A local woman is helping advocate for those yearning to bring their own little bundles of joy into the world.
Along with co-founder, Juvarya Veltkamp, Nicole Nouch has started a patient advocacy group called IVF4BC, representing women and couples who struggle with infertility.
With Family Day happening on Monday, the group is urging others to ask the B.C. provincial government to publicly fund In vitro fertilization (IVF), which Nouch says is “recognized as a highly successful fertilization treatment by medical professionals.”
IVF is a procedure in which eggs are removed from a woman’s body and fertilized in a lab.
“Then they are put back into the uterus and hopefully it sticks and you get pregnant.
“It is not a complicated procedure and (it’s) safe for the woman,” Nouch said.
Nouch, 32, and her husband, Greg, spent thousands of dollars trying to start their own family, but to no avail.
And, until a year ago, they were among the one in six B.C. couples suffering from infertility.
While Nouch, a Maple Ridge resident who co-owns a business in Langley, says she’s “fortunate” to have undergone treatment and is now pregnant, her journey doesn’t stop here.
She notes that the majority of Canadians, including those living in Manitoba, Ontario, Quebec, and New Brunswick have access to some level of financial assistance for IVF from their respective provincial governments, “while British Columbians are left behind.”

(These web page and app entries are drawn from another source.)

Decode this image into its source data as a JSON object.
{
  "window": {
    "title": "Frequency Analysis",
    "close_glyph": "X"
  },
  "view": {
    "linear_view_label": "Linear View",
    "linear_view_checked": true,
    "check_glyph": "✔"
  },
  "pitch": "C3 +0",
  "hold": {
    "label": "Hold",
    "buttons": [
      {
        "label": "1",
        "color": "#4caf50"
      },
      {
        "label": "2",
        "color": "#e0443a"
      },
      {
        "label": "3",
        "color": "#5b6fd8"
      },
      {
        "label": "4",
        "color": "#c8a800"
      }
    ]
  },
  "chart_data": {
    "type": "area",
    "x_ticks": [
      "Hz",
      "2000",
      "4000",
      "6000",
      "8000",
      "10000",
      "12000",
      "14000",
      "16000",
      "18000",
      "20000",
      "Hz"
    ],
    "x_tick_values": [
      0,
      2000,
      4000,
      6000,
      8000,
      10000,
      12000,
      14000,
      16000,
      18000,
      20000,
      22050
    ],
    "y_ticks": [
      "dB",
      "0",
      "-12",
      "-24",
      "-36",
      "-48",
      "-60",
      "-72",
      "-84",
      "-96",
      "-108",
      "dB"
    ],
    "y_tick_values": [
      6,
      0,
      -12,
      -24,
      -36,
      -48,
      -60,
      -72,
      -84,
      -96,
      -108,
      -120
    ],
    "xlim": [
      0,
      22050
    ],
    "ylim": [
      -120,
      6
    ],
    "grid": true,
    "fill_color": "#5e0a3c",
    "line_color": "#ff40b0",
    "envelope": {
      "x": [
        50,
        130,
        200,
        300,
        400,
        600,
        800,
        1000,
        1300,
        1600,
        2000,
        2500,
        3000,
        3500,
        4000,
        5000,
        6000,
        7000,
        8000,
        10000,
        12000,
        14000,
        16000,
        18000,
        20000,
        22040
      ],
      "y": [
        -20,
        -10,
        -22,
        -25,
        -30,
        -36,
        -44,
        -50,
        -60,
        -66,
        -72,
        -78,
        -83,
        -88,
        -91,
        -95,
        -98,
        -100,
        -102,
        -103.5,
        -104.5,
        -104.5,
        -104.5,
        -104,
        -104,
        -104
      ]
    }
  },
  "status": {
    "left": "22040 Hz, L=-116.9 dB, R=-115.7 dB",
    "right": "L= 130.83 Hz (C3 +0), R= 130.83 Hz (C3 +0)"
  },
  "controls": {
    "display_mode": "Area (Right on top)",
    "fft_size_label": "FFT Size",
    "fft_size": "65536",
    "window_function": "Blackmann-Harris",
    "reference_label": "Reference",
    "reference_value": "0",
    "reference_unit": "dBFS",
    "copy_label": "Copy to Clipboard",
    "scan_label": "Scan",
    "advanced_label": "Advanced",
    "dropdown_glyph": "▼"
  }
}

Couples Face Barriers
• The cost of fertility treatments, which can range from $7,500 to $11,000 and does not include the cost of medication, and
• Unequal access across B.C. to fertility centers that provide IVF treatment.
“I was lucky to live near a city with a clinic,” she said. “Others across B.C. don’t have this luxury and face difficulty accessing doctors and treatments.”
Nouch said she and Greg started trying to start a family three years ago but she wasn’t able to get pregnant.
The couple opted to go the IVF route, but it was very costly.
“I spent about $5,000 on prescription drugs,” she added. “And my IVF didn’t work.”
Nouch said she is now pregnant thanks to an egg donor.
What Nouch is ultimately hoping is for one IVF cycle to be, in some way, partly or fully funded by the B.C. government.
She recently conducted a survey and noted that the results showed that more than half of the population of B.C. believe that IVF treatment should be government-funded.
Nouch met Veltkamp through Facebook and both realized that they had similar concerns.
“We decided we should try and do something,” she said.
Personally, Nouch said, dealing with infertility was “a really emotional thing to go through.”
“Even if you take the money and you put it aside, when you find out you can’t have kids… we grow up our whole lives trying not to get pregnant and thinking that when we decide, we’ll just be able to,” she said.
“It was frustrating and sad. Every month it was another disappointment.
“And a lot of people… don’t have the resources. They have to take out a loan, or their family can help them out.”
Nouch added that some women struggle for years trying to have a baby.
“The World Health Organization recognizes it (infertility) as a disease, so I think our (provincial) government has to start recognizing it as a disease, as well,” Nouch said. “There are medical reasons behind why we can’t have kids, and we just need a little bit of help.”
The group’s January 2017 survey found that:
1) A total of 43 per cent of respondents know someone affected by infertility — including 49 per cent of women and 52 per cent aged 35-54.
It’s a bigger issue in Metro Vancouver (46 per cent) and Southern B.C./Okanagan (48 per cent).
2) Among those who know someone struggling with infertility, a majority (57 per cent) say cost was a barrier to proceeding with treatment. Fraser Valley (65 per cent) and Southern BC (also 65 per cent) were highest in this case.
3) The majority of those surveyed support public funding (62 per cent, including 63 per cent of women and 71 per cent of women aged 18 to 34)
Covering IVF funding in some way was supported by 60 per cent of the respondents while 64 per cent agreed that “cost should not be a barrier.”